Practice code & track your online developer presence
Team Members: Abbey Mondshein, Derek Harmanli, Erina Kii, Matthew Berman
Campus: Fullstack NYC
As if job searching isn’t hard enough no matter what industry you’re in, as a programmer you’ve got multiple resources floating around on the internet that display your skills and interests. This makes it hard on you—and potential employers—to paint a clear picture of who you are. Codemore solves this problem by creating a place that displays your account info from sites like Codewars, Stack Overflow, Hackernoon, Github, and Medium to accurately portray what you’re up to. Codemore uses the NERDS Stack as well as Docker to securely evaluate user code.
AR app displaying 3D furniture in the real world
Team Members: April Daley, Bianca Neptune, Justine Lee, Miyuki Abe
Campus: Grace Hopper
If Marie Kondo has got you all up in your to-do list and ready to clear out your space and rearrange your furniture, join the club—but how do you get started? It can be frustrating and inefficient to shuffle furniture all around the house trying to see what works and what doesn’t. Haven allows you to render 3D furniture into your real-world environment to play around with interior design and see what will fit in with your space. The app was created using the Viro AR platform, React Native and React, Firebase, and Amazon Web Services.
Hands-free recipe assistant
Team Members: Marilyn Chu, Wendy Sung, Stephanie Coy, Celine Chole
Program: Grace Hopper
Now that recipes are almost all online, keeping your device clean while you’re in the kitchen can be pretty difficult. Who wants to wash their hands ten times throughout meal prep because they have to keep going back to their laptop? Julia is a recipe voice assistant here to save the meal (and your hands). Inspired by Julia Childs, Julia walks you through recipe steps as you cook or bake. You can even adjust the time for each recipe to reflect how long it really took you because let’s be honest, it often takes a lot longer than the recipe would have you believe. Julia features a number of technologies, including Node, Express, Postgres Database, and Redux.

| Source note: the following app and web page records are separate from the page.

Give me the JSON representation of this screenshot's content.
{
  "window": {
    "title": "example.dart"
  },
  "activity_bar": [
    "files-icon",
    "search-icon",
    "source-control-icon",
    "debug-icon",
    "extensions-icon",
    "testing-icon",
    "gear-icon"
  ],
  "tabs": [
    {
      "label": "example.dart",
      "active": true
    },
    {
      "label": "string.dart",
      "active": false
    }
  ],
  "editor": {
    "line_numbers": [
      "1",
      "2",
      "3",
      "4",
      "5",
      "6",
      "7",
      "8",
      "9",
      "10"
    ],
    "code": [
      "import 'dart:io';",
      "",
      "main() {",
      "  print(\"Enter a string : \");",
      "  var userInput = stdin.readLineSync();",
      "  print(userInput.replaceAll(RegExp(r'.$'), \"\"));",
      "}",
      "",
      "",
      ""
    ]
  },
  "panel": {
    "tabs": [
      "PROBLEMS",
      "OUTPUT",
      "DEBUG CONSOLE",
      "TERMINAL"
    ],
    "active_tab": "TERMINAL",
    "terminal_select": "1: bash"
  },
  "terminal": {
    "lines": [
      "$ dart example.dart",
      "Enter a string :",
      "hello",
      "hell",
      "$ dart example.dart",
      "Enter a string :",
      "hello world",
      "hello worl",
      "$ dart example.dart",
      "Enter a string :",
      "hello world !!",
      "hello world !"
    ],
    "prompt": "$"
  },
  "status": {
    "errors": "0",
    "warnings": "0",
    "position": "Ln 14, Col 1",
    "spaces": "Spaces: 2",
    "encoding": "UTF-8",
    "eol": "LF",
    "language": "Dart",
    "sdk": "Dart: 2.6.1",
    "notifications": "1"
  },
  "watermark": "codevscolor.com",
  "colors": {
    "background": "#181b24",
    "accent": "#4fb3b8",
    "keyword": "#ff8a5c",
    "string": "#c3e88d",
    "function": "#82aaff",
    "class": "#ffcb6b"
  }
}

Collaborative travel-focused productivity mobile application
Team Members: Tori Pope, Steffeni Veren, Grant Weiss
Traveling with a group of people can make or break relationships—and special shout-out to the ones who get stuck doing most of the planning and coordinating. Pack is an app that takes the stress out of group planning, allowing you to share flight info, organize itineraries, and assign to-do items to people on your trip. No more group text going off at all hours of the night, or friends who claim to have missed the latest email thread. Pack also requires a majority of your group to vote on an activity in order for it to be added, which takes out some of the obligatory nature around building a shared itinerary. Like the other apps, Pack used a number of different technologies—notably Firestore to allow users to collaborate and Yelp API to help travelers pick fun things to do.
Ready to join the ranks of these students and start learning the skills you need to build useful applications? Apply to one of Fullstack Academy's programs today and change in your life in just 13 short weeks.